Copy every line of the entries that includes the word "views".

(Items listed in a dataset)
※ ※ ※

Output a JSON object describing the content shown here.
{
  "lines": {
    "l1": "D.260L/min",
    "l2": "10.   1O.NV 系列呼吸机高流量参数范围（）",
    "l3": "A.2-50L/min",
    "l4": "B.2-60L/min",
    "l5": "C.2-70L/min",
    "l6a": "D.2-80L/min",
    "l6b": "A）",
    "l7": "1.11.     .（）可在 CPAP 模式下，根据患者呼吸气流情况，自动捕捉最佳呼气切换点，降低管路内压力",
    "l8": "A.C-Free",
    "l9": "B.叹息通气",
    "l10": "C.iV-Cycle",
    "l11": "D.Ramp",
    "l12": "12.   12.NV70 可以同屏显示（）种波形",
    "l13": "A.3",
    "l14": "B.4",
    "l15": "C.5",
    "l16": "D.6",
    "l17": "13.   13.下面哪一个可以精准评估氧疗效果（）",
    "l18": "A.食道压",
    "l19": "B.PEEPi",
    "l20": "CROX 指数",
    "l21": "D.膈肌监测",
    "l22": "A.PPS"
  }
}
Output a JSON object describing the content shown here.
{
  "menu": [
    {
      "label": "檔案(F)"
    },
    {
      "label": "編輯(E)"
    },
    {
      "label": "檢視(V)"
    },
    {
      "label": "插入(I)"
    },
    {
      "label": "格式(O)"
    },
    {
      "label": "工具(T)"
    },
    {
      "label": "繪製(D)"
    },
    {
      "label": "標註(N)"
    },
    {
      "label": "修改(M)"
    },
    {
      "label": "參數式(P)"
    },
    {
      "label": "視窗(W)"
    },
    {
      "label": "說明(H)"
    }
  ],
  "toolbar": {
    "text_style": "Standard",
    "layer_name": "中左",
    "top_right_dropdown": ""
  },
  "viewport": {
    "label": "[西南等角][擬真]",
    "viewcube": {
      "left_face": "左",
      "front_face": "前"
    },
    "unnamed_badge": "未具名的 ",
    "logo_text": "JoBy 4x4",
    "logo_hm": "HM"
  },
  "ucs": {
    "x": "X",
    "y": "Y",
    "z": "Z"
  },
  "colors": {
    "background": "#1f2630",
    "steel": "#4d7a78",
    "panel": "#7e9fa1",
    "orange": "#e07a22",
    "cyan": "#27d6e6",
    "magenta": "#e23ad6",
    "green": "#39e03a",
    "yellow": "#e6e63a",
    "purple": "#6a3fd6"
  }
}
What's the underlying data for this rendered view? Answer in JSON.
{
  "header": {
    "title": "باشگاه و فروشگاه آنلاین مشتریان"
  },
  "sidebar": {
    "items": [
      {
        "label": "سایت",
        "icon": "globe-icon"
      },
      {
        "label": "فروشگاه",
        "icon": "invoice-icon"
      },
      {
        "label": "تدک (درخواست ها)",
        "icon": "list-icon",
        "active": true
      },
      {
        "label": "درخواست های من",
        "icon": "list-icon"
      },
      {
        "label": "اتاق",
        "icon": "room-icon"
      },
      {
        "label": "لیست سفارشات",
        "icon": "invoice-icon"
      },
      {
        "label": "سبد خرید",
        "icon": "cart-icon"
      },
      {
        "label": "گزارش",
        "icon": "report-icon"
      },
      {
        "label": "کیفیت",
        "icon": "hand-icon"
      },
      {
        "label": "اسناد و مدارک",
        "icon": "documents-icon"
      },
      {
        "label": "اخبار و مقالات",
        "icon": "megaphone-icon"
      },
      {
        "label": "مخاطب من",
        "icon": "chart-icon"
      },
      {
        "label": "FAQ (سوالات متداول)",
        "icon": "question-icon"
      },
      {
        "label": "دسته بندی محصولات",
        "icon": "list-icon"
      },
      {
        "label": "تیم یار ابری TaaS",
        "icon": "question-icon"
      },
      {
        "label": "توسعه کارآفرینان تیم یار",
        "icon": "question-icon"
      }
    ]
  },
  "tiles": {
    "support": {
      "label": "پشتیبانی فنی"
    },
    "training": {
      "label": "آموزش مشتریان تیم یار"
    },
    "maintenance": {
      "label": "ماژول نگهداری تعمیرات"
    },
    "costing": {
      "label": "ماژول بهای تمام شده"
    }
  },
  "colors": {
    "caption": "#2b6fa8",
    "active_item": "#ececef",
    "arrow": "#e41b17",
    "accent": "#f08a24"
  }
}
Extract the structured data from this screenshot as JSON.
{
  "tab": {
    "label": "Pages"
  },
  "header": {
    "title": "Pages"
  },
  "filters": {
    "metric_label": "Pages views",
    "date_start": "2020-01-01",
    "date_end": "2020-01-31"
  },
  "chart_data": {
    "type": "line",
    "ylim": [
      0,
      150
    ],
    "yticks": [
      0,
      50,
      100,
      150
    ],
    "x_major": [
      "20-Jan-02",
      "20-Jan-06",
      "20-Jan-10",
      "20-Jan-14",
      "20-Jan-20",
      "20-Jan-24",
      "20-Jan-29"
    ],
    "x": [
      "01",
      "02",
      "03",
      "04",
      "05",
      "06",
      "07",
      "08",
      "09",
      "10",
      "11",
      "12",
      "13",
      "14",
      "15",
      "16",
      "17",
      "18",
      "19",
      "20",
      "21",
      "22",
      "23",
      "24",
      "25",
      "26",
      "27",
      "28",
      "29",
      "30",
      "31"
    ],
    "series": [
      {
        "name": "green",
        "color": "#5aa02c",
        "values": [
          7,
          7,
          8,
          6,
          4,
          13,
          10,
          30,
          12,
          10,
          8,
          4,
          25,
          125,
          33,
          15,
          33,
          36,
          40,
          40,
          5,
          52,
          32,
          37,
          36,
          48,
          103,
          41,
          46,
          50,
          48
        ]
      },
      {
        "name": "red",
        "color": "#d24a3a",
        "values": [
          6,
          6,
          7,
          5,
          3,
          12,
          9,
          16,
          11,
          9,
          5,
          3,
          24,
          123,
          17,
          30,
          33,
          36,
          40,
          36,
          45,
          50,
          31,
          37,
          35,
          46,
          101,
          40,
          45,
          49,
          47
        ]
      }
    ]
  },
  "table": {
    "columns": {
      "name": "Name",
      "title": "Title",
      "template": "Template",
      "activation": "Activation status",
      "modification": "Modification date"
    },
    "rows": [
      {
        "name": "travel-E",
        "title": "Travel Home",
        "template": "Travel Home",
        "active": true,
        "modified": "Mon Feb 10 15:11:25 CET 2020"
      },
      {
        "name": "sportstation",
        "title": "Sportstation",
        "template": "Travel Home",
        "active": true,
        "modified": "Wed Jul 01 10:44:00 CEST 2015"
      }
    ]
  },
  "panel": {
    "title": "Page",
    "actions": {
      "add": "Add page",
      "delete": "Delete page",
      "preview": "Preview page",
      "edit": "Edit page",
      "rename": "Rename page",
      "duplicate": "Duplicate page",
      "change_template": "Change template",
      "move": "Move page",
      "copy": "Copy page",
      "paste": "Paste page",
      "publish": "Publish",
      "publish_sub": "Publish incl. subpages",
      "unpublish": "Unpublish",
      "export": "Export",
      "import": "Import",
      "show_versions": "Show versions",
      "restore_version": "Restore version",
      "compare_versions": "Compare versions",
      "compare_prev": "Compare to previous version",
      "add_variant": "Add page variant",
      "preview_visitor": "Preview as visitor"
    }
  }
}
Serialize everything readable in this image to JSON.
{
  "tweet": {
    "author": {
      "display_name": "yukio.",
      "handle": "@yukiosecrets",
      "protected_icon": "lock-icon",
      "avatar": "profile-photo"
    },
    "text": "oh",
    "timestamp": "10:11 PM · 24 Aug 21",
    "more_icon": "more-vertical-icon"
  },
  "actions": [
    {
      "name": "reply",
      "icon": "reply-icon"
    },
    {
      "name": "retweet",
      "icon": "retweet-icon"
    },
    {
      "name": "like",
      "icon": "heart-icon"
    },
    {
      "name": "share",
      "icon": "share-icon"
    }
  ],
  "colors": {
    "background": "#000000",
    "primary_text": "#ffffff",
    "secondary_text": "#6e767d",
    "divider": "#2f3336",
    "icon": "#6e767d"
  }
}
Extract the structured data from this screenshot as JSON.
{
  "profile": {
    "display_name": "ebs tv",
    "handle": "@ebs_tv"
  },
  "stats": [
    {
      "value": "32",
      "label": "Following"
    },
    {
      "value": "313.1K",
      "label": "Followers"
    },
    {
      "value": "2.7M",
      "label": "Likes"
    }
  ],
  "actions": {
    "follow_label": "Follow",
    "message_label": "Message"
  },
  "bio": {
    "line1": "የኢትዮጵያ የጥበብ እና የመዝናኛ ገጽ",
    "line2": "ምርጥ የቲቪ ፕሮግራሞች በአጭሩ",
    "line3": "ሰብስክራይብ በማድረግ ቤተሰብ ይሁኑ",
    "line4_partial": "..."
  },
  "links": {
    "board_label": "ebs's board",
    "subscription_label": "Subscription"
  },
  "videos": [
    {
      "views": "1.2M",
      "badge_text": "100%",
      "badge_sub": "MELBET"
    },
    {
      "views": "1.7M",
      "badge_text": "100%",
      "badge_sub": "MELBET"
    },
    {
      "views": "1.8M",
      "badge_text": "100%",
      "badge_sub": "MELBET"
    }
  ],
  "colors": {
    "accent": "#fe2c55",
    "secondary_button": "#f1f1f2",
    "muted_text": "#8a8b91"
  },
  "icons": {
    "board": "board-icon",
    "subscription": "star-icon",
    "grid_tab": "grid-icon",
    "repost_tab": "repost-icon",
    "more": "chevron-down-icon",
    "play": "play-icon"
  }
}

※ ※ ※

◆ **REPLY**:
    "metric_label": "Pages views",
      "views": "1.2M",
      "views": "1.7M",
      "views": "1.8M",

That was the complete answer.